• Earnings Growth: For long-term investors this metric is one of the most important to consider, as it denotes the percentage by which earnings are expected to grow or shrink as compared to earnings from corresponding periods a year prior.
For earnings growth, Jarden offers the greatest growth in all time periods, where Clorox offers the slowest growth overall.
• Price Targets: Like earnings estimates above, a company's stock price targets must also be converted into a percentage of its current price to properly compare multiple companies.
For their high, mean and low price targets over the coming 12 months, analysts believe Jarden's stock offers the greatest upside potential and greatest downside risk, while Clorox's stock offers the least upside and Rubbermaid's offers the least downside.
• Buy/Sell Recommendations: After all is said and done, perhaps the one gauge that sums it all up are analyst recommendations. These have been converted into the percentage of analysts recommending each level. However, I factor only the strong buy and buy recommendations into the ranking. Hold, underperform and sell recommendations are not ranked since they are determined after determining the winners of the strong buy and buy categories, and would only be negating those winners of their duly earned titles.
Of our three contenders, Jarden is best recommended with 6 strong buys and 9 buys representing a combined 88.23% of its 17 analysts, followed by Rubbermaid with 6 strong buy and 8 buy ratings representing 82.35% of its 17 analysts, and lastly by Clorox with 1 strong buy and 0 buy recommendations representing 5.88% of its 17 analysts.
Having crunched all the numbers and compared all the projections, the time has come to tally up the wins and losses and rank our three competitors against one another.
In the table below you will find all of the data considered above plus a few others not reviewed. Here is where using a company's market cap as a denominator comes into play, as much of the data in the table has been converted into a percentage of market cap for a fair comparison.
The first and last placed companies are shaded.

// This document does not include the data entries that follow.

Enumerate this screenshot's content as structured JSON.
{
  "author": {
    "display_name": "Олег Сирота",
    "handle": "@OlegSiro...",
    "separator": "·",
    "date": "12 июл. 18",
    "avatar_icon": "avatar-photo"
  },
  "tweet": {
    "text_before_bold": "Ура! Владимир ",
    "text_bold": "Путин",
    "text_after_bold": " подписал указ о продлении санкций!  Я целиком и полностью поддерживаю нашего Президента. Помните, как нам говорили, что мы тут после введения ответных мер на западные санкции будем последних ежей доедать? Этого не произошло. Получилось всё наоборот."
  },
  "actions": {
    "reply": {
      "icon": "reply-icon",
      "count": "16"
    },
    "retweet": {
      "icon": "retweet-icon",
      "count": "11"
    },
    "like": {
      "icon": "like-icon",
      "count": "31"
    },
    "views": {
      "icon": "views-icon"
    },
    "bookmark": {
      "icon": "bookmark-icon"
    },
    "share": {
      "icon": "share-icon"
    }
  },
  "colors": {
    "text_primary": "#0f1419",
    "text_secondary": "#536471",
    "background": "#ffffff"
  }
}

We then add together each company's finishes to determine its overall ranking, with first place finishes counting as merits while last place finishes count as demerits.
And the winner is… Jarden with a squeaky clean victory, outperforming in 21 metrics and underperforming in 10 for a net score of +11, followed far behind by Rubbermaid, outperforming in 3 metrics and underperforming in 3 for a net score of 0, with Clorox spilled-out on the floor in a distant third, outperforming in 8 metrics and underperforming in 18 for a net score of -10.
Where the Houseware & Accessories industry is expected to outperform the S&P broader market modestly this quarter, underperform significantly next quarter, then outperform substantially in 2015 and moderately beyond, the three largest companies in the space are expected to perform much as they have throughout the recovery, with Clorox under-growing, Rubbermaid improving from underperformance to outperformance, and Jarden outgrowing its peers and the broader S&P average growth rate.
After taking all company fundamentals into account, Jarden Corp provides investors with the most sparkling financials, given its lowest stock price ratios, highest cash and revenue over market cap, highest current ratio, highest trailing revenue and earnings growth, highest EBITDA over market cap, highest future earnings over current stock price overall, highest future earnings growth in all periods, best high and mean price targets, and most strong buy and buy analyst recommendations - decisively winning the Houseware & Accessories industry competition.